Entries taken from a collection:
⟨

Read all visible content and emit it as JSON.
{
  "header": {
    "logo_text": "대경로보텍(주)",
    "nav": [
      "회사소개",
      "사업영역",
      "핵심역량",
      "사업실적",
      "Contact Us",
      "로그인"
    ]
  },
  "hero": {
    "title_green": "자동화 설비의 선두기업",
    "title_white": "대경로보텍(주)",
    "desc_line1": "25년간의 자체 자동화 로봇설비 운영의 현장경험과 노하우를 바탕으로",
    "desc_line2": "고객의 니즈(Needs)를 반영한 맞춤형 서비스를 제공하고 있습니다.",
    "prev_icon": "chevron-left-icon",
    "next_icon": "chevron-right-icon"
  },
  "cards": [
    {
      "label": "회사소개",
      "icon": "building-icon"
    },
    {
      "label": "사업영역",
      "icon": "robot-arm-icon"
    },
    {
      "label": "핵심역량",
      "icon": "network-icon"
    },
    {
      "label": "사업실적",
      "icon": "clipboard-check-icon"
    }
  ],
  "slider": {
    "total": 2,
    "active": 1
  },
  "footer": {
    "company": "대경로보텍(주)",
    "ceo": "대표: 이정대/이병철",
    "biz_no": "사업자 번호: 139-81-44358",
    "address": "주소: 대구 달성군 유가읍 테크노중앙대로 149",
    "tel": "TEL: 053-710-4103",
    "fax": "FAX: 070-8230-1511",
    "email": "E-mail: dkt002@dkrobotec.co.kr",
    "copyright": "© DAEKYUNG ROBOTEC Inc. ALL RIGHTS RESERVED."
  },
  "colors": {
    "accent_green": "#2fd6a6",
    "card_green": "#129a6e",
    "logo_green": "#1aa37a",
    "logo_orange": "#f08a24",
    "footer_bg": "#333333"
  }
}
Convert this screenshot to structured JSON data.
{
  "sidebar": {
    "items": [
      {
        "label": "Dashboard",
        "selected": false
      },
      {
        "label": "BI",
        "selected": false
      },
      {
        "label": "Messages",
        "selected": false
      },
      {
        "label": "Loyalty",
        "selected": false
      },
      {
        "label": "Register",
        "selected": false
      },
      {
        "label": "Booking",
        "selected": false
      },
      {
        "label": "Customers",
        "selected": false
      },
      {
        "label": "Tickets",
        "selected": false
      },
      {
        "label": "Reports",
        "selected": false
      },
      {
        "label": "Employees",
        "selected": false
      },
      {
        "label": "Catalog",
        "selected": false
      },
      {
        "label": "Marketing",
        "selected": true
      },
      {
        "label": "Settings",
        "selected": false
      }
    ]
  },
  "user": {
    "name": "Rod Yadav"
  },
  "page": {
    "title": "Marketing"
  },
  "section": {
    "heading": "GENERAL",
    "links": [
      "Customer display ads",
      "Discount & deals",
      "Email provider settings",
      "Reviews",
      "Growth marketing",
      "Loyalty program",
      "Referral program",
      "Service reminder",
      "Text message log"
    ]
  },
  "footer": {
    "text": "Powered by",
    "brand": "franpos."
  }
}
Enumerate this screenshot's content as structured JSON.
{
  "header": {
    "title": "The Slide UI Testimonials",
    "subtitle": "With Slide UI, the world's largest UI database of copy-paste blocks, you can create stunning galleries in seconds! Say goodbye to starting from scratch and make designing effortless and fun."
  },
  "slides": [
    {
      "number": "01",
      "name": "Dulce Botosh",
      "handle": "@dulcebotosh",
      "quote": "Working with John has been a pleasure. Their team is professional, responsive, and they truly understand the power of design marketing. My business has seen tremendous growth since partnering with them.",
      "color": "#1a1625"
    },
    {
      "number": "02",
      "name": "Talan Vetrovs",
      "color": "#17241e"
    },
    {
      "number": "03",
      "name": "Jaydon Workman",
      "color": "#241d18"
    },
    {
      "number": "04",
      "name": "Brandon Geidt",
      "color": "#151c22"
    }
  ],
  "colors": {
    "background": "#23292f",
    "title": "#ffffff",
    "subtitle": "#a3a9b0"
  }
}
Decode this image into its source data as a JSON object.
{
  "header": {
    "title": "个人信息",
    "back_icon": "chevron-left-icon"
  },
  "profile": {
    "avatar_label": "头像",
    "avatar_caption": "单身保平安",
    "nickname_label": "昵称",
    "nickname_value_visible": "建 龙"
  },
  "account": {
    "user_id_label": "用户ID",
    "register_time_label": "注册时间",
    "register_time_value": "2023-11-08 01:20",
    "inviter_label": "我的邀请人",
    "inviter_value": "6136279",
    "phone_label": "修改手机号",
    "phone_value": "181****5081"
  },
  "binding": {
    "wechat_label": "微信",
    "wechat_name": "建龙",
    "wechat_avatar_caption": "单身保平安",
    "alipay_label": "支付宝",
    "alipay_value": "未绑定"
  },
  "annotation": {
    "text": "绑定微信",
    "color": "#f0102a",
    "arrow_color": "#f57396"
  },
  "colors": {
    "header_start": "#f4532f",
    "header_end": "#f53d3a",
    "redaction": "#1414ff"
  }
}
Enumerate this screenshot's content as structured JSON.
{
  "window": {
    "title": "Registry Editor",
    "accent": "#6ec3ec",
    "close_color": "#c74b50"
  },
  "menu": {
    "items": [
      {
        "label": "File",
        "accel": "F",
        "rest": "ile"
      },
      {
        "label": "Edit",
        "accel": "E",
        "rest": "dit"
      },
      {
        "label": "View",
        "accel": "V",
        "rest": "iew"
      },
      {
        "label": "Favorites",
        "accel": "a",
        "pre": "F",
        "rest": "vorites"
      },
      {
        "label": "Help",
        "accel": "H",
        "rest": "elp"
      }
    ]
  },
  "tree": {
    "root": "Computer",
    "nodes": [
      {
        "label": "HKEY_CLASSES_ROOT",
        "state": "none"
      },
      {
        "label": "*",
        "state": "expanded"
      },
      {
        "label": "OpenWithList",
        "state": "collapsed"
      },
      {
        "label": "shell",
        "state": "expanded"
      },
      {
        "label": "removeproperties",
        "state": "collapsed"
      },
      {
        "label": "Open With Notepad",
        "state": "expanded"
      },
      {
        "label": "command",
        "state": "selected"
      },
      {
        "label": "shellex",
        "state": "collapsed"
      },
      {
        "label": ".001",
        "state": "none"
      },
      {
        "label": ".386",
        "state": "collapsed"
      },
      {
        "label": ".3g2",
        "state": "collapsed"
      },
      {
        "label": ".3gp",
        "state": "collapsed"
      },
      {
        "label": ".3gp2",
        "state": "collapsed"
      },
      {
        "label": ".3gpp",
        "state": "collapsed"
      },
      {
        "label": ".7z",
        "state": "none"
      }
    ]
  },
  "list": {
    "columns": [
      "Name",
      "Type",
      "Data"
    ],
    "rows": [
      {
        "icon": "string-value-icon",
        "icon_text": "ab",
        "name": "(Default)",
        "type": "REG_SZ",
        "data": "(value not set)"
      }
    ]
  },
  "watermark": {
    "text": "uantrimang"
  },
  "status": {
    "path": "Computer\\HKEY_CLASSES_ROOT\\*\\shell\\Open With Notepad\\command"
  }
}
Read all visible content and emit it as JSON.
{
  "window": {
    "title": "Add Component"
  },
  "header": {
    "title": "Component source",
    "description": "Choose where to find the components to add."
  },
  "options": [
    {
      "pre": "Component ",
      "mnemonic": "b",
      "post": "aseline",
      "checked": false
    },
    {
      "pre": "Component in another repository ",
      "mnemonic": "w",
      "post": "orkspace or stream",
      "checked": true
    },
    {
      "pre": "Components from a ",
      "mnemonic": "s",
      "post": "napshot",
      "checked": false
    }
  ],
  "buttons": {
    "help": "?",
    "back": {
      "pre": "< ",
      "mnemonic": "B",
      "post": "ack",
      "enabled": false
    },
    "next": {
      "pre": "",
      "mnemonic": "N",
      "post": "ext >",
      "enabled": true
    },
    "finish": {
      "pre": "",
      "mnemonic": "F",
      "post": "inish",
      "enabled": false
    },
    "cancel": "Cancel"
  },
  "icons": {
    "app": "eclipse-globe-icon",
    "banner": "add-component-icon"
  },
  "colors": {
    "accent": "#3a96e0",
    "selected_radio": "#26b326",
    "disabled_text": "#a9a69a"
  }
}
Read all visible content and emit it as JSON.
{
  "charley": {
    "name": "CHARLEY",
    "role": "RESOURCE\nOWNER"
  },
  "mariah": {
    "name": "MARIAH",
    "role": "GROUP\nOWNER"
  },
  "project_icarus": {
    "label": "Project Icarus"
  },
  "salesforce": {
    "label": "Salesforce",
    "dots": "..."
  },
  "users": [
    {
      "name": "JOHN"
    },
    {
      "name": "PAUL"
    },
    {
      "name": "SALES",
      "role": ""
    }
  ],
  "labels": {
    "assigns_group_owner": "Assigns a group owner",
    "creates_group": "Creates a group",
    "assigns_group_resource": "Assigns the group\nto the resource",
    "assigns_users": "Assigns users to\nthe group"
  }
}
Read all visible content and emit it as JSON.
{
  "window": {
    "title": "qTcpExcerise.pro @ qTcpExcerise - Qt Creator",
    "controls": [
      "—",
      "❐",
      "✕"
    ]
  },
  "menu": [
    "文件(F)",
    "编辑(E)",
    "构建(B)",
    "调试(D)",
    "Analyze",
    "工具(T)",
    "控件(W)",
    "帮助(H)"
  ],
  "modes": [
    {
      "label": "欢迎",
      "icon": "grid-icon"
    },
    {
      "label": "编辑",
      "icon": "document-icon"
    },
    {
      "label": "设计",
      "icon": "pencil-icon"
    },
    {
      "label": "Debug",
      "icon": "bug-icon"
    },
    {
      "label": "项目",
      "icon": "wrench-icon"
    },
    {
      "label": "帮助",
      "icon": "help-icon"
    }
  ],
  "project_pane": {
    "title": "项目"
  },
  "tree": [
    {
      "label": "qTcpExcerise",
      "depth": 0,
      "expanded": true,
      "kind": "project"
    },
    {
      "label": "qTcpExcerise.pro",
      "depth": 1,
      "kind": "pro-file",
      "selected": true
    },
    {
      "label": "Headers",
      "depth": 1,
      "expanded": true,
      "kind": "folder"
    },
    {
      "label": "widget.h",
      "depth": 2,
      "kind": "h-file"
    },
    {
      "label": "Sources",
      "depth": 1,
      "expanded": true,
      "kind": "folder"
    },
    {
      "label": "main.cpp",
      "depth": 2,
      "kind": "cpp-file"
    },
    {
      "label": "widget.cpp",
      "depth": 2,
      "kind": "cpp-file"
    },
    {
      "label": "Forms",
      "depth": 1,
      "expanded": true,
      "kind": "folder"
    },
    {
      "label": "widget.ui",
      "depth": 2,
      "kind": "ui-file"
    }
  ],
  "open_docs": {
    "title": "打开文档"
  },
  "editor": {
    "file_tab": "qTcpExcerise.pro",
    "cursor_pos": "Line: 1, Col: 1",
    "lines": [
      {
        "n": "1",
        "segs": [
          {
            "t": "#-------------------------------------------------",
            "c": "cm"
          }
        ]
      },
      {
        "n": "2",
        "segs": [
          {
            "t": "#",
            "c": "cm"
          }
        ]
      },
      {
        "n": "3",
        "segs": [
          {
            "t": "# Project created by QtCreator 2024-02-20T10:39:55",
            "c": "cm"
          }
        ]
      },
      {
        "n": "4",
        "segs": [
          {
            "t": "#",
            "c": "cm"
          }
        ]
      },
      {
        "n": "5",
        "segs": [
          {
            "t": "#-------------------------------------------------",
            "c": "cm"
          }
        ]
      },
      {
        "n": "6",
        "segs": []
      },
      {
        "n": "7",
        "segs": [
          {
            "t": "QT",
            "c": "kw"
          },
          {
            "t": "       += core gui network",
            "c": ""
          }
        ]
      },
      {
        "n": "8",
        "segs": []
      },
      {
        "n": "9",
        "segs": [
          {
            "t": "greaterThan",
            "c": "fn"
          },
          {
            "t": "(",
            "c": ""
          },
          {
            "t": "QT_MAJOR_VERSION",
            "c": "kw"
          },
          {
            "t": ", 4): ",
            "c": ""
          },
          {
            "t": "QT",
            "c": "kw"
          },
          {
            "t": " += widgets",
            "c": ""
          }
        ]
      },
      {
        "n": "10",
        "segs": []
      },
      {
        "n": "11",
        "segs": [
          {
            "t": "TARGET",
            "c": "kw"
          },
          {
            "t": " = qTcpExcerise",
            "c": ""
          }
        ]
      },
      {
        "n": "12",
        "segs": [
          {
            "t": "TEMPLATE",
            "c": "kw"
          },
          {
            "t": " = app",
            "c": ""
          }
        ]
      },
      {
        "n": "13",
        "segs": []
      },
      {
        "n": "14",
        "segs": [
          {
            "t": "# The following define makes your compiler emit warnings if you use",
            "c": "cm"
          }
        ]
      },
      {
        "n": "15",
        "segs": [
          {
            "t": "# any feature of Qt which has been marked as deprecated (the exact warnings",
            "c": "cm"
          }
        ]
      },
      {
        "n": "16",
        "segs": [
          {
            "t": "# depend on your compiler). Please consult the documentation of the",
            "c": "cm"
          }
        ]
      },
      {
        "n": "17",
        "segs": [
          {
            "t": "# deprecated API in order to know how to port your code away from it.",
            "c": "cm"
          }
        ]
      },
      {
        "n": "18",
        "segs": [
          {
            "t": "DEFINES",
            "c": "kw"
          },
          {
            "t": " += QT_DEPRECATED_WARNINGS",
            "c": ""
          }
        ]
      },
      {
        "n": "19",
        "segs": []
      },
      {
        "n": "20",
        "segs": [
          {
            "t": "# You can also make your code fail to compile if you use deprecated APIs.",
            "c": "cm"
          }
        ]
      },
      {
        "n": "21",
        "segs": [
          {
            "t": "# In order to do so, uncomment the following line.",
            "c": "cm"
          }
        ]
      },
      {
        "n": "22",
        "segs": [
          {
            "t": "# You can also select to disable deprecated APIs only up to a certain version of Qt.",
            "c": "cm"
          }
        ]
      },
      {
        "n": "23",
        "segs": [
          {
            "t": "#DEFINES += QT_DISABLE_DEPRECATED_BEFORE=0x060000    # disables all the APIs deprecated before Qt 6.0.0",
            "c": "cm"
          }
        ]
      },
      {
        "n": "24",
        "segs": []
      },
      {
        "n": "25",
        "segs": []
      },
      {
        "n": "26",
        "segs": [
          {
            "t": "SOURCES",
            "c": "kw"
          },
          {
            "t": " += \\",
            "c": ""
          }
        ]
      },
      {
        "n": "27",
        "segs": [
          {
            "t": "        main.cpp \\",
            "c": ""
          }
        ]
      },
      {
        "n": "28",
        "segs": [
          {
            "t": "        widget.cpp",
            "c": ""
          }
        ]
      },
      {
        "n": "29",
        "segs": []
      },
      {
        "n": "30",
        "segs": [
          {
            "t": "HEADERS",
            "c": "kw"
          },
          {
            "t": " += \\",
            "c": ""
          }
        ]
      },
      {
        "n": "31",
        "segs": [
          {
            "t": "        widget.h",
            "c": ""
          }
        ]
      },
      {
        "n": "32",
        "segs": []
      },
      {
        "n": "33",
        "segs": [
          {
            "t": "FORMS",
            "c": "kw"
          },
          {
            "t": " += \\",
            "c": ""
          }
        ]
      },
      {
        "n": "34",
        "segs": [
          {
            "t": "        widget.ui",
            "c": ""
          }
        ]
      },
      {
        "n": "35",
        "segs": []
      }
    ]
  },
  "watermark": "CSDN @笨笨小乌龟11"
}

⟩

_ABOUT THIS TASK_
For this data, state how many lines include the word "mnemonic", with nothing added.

_THE COMPLETED TASK_
6